• **Activity**: Each line that includes "ピティナ" must be copied from the records.

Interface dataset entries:
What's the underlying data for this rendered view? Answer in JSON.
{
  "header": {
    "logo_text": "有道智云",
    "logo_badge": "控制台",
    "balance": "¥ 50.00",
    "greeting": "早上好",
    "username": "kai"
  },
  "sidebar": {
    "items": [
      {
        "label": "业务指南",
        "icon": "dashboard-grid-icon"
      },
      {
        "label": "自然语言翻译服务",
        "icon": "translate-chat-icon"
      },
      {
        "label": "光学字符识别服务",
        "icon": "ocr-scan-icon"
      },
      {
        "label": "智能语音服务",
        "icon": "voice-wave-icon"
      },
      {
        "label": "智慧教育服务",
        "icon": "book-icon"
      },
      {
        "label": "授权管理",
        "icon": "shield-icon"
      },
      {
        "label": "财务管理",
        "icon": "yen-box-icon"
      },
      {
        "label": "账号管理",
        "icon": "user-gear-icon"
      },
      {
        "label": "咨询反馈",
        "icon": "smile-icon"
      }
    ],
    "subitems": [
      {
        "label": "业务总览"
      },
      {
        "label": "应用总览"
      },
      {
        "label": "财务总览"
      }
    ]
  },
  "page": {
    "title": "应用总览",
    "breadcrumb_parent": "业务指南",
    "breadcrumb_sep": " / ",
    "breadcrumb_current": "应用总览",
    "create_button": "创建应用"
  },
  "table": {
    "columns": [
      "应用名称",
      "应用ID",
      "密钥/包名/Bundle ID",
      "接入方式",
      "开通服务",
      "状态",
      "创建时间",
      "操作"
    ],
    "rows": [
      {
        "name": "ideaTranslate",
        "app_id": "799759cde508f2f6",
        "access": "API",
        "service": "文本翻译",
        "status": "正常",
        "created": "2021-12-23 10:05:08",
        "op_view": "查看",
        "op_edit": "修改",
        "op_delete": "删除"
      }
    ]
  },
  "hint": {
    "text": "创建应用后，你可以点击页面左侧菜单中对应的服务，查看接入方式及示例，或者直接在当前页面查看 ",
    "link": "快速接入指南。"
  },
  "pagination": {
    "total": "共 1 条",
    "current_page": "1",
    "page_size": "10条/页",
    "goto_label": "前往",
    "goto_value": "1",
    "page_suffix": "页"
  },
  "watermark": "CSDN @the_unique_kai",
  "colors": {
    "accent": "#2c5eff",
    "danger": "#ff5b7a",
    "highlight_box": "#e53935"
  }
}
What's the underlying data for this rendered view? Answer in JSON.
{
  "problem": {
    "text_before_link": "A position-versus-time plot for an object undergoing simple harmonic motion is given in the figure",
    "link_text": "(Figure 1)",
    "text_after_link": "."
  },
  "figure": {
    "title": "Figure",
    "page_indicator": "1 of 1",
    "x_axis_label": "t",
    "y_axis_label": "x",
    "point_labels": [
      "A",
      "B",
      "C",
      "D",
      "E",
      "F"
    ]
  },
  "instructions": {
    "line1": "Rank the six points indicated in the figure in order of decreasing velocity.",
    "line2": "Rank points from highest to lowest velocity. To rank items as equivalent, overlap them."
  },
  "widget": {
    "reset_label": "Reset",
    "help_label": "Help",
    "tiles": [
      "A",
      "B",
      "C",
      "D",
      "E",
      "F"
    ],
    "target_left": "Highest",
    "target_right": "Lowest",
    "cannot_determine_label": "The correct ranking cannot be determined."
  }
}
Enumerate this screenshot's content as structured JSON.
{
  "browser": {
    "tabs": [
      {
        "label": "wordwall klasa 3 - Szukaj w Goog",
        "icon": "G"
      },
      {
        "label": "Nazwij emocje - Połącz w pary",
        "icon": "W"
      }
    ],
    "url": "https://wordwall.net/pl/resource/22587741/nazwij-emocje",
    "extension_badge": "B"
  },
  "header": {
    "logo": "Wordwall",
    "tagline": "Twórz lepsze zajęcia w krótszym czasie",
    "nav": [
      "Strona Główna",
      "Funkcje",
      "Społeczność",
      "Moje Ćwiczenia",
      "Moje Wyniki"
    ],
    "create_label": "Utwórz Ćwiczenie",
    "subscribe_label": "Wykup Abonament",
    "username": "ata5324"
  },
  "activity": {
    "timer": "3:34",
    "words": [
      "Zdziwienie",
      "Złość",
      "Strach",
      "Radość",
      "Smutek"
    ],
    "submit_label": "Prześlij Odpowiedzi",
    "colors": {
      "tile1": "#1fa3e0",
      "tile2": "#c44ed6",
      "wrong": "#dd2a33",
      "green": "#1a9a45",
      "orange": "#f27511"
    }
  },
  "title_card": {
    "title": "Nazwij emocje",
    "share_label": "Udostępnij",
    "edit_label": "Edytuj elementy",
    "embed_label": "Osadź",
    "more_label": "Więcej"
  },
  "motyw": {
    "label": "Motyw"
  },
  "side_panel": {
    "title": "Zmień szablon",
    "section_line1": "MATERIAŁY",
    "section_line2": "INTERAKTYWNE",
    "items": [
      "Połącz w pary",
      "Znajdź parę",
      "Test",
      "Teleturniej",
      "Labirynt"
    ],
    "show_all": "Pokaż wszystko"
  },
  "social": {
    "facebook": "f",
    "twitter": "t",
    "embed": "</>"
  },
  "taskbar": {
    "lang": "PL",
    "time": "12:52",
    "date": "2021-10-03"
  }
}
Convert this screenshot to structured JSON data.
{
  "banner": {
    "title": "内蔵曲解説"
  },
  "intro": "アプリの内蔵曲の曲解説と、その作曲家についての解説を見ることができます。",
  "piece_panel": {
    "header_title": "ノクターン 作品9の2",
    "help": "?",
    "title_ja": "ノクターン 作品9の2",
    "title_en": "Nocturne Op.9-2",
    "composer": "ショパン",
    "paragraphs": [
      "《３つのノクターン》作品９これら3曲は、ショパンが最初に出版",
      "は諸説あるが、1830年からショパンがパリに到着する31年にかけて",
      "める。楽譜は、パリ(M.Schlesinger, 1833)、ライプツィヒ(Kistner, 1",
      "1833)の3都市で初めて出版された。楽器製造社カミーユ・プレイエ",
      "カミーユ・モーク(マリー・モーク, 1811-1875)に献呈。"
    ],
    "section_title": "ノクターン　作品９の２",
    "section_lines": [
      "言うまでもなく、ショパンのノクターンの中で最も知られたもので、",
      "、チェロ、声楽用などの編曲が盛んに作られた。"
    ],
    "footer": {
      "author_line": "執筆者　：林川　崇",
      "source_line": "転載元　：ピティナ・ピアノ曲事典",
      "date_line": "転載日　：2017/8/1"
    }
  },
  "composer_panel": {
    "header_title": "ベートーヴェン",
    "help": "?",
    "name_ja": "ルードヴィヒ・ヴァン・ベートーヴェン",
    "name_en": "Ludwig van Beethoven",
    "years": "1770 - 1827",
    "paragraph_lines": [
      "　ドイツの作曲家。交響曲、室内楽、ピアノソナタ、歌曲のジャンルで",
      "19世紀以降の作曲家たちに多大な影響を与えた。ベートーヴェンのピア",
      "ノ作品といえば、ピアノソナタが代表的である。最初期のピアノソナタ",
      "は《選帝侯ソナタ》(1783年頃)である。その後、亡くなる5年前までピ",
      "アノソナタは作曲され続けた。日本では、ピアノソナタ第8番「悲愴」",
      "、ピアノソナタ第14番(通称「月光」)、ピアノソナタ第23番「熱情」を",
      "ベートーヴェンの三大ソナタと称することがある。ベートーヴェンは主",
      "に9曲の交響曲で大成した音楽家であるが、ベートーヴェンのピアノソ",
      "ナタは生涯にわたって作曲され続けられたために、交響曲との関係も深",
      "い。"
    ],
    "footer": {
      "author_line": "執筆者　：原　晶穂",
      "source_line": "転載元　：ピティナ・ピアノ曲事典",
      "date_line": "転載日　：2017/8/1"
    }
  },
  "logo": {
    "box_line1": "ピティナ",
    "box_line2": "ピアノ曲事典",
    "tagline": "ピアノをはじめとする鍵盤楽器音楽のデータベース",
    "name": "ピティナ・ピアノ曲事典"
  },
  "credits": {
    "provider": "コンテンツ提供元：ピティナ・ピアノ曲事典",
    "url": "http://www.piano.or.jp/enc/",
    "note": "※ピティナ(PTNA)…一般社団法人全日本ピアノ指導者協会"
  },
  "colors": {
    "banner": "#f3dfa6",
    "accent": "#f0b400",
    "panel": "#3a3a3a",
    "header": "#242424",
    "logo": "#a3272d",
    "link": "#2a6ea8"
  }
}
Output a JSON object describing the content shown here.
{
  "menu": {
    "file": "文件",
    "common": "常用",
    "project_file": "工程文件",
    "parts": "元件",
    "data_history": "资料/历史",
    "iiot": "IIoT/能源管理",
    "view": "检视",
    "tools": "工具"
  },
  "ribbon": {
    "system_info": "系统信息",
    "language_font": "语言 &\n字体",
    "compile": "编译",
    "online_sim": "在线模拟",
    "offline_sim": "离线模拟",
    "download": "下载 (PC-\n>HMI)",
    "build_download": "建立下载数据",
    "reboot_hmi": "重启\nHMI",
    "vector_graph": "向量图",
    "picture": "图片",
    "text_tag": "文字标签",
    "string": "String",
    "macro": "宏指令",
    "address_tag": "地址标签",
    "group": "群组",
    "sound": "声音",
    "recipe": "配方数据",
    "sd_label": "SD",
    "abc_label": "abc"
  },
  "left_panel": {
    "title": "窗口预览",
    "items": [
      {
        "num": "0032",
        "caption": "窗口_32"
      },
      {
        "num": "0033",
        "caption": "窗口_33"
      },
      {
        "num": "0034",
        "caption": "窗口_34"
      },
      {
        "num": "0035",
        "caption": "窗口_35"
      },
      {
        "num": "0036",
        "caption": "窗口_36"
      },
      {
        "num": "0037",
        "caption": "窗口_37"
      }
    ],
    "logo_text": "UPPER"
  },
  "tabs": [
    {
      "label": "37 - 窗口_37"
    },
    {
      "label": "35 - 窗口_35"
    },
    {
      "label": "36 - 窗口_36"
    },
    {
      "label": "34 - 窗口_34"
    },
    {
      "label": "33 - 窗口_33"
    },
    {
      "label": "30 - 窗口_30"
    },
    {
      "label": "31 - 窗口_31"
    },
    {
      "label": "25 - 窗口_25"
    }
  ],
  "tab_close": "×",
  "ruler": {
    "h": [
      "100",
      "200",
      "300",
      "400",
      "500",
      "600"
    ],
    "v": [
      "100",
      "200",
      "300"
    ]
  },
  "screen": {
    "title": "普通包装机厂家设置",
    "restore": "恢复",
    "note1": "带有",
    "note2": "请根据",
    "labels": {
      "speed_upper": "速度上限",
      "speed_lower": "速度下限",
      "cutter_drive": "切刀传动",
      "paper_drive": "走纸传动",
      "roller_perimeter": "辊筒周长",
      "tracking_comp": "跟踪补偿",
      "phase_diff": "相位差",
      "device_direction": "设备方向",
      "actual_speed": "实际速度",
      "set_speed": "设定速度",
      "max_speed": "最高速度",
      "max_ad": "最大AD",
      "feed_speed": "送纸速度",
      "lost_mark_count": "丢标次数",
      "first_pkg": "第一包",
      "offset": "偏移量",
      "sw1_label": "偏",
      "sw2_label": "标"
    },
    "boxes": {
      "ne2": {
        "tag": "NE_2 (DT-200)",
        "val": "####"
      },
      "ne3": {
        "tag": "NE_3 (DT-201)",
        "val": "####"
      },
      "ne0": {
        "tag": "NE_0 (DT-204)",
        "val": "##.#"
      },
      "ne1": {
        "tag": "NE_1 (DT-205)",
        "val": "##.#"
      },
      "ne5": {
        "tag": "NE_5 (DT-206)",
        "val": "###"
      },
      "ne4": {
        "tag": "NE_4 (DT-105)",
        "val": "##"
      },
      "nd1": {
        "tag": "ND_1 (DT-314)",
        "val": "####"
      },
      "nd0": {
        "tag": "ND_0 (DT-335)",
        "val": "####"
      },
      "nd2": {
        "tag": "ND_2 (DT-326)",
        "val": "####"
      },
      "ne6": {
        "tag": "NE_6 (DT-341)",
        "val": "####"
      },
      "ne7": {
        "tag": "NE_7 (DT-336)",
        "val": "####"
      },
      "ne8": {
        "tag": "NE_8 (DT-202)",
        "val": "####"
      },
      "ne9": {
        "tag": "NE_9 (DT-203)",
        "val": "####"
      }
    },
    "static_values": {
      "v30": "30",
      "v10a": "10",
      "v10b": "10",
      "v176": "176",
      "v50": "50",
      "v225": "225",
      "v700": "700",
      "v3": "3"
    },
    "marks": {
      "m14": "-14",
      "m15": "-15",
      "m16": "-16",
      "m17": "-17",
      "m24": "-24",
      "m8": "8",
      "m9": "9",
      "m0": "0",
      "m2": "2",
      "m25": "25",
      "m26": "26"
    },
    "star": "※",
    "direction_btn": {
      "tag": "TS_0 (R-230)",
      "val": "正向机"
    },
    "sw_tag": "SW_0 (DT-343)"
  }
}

• **Exercise response**:
      "source_line": "転載元　：ピティナ・ピアノ曲事典",
      "source_line": "転載元　：ピティナ・ピアノ曲事典",
    "box_line1": "ピティナ",
    "name": "ピティナ・ピアノ曲事典"
    "provider": "コンテンツ提供元：ピティナ・ピアノ曲事典",
    "note": "※ピティナ(PTNA)…一般社団法人全日本ピアノ指導者協会"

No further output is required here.